- _Task prompt_
Collect all lines below with the string "year".

[Given records]

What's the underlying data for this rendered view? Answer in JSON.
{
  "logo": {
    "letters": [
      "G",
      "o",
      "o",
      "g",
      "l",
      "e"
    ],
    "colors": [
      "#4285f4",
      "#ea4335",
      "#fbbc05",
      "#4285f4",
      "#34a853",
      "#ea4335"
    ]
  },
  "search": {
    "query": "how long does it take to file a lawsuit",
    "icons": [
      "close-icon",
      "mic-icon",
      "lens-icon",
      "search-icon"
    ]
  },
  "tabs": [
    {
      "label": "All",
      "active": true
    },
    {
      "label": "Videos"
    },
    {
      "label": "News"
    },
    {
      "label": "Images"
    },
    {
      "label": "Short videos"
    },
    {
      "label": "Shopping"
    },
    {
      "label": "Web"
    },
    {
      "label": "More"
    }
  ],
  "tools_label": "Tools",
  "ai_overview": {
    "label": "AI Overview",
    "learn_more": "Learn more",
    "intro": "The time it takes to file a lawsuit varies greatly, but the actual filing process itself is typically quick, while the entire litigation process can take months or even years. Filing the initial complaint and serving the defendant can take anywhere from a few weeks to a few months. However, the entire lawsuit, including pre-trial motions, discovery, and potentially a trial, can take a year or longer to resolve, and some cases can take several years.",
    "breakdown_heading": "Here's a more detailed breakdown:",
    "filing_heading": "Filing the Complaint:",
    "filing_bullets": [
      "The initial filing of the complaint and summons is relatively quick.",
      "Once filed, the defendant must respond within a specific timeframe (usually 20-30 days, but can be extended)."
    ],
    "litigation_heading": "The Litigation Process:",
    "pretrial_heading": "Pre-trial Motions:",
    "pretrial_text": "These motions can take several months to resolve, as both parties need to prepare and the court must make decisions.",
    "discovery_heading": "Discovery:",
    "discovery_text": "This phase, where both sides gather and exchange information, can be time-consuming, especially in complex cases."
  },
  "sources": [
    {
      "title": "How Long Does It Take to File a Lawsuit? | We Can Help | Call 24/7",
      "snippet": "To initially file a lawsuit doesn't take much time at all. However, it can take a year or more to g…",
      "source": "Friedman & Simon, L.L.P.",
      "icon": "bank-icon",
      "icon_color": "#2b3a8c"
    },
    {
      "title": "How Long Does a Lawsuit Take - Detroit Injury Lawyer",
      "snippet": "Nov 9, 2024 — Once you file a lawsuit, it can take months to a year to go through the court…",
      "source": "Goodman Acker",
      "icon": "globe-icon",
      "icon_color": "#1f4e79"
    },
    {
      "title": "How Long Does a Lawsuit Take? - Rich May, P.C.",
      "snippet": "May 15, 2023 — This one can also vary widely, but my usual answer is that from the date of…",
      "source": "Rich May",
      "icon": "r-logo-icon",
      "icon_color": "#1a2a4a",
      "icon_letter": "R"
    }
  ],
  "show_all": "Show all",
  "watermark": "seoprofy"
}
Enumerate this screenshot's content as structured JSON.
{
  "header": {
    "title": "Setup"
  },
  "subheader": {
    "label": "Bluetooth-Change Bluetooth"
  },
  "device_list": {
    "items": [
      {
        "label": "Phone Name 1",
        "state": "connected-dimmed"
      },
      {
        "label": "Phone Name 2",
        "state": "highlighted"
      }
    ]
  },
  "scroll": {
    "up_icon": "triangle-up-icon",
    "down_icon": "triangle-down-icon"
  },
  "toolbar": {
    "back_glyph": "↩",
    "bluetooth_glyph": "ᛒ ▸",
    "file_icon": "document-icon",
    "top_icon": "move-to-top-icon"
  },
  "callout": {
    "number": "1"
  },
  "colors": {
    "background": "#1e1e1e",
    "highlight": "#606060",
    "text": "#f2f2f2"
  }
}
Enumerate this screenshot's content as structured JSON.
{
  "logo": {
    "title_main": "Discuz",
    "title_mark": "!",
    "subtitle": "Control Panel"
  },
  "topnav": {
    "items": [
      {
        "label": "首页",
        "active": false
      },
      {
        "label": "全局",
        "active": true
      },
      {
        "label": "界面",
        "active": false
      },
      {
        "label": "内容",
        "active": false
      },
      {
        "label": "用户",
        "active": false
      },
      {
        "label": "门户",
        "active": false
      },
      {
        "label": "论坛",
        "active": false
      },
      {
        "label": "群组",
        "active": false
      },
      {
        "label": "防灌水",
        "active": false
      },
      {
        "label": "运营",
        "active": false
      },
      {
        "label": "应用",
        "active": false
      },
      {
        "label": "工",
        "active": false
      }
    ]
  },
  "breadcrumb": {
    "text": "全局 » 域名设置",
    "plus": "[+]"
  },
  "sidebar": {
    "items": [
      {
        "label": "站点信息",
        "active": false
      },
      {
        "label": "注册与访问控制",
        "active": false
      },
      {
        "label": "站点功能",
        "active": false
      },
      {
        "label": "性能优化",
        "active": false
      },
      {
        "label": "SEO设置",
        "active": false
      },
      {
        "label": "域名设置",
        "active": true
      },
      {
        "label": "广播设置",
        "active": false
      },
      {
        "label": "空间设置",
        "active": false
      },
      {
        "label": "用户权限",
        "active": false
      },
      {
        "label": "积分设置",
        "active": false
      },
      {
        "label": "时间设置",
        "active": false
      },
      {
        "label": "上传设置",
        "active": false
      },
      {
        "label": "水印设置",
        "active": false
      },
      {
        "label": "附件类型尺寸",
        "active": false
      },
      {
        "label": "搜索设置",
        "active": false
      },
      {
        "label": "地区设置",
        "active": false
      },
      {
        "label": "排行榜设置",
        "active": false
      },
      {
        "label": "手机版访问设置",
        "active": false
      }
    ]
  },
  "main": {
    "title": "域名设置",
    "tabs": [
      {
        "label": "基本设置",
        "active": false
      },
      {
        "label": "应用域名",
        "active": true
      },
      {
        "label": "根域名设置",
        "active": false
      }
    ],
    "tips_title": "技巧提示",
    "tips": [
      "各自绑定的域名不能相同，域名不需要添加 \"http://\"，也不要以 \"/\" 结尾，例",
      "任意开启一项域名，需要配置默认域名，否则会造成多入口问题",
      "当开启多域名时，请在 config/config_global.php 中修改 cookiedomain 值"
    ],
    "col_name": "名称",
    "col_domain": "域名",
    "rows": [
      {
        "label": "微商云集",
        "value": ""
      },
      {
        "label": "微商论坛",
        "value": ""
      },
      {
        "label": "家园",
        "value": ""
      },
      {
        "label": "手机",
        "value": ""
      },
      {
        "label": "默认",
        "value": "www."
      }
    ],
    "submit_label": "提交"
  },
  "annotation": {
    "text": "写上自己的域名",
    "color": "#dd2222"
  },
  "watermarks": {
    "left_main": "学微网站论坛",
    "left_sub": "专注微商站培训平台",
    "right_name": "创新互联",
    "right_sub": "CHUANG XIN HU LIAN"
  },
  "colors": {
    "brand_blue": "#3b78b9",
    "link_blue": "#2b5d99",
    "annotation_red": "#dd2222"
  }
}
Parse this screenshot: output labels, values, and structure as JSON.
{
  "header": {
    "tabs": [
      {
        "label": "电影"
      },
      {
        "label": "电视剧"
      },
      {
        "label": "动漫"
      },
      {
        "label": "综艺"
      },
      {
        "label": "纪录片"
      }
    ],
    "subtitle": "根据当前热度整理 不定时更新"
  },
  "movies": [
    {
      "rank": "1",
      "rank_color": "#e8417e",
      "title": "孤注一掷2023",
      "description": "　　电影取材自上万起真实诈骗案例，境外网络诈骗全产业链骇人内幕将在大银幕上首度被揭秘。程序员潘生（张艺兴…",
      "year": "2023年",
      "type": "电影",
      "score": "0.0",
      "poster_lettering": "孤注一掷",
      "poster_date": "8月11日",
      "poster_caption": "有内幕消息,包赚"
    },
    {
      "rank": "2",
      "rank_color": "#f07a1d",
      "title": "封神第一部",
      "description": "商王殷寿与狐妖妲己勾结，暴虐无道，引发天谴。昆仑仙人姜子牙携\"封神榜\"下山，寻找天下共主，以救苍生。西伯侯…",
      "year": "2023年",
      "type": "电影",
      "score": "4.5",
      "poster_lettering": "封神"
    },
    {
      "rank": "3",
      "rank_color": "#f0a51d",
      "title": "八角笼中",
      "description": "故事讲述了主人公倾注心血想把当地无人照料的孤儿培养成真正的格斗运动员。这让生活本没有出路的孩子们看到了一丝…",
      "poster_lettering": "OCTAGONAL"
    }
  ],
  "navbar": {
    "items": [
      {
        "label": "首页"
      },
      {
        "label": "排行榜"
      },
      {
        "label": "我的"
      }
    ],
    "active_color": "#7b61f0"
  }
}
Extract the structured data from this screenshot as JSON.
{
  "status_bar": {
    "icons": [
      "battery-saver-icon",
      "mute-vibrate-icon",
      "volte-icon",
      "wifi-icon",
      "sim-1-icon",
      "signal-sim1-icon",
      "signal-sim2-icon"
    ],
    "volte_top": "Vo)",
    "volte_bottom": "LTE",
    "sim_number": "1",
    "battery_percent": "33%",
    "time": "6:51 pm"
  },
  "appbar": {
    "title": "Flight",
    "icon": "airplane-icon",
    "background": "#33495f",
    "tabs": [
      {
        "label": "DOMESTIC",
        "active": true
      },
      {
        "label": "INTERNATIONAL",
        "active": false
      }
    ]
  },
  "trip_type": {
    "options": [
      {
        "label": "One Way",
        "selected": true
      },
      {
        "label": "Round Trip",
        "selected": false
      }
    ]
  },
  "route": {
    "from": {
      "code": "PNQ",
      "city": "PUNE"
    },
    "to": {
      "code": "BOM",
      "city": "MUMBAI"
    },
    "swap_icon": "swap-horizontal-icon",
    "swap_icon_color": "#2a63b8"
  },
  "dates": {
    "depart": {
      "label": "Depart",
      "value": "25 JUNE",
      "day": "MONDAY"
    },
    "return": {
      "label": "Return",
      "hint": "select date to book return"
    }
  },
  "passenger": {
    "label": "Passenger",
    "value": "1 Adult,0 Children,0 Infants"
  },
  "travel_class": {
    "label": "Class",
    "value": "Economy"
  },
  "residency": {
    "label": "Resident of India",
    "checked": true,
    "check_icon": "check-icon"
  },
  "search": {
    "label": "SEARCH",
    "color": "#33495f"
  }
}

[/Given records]

- _Exercise output_
    "intro": "The time it takes to file a lawsuit varies greatly, but the actual filing process itself is typically quick, while the entire litigation process can take months or even years. Filing the initial complaint and serving the defendant can take anywhere from a few weeks to a few months. However, the entire lawsuit, including pre-trial motions, discovery, and potentially a trial, can take a year or longer to resolve, and some cases can take several years.",
      "snippet": "To initially file a lawsuit doesn't take much time at all. However, it can take a year or more to g…",
      "snippet": "Nov 9, 2024 — Once you file a lawsuit, it can take months to a year to go through the court…",
      "year": "2023年",
      "year": "2023年",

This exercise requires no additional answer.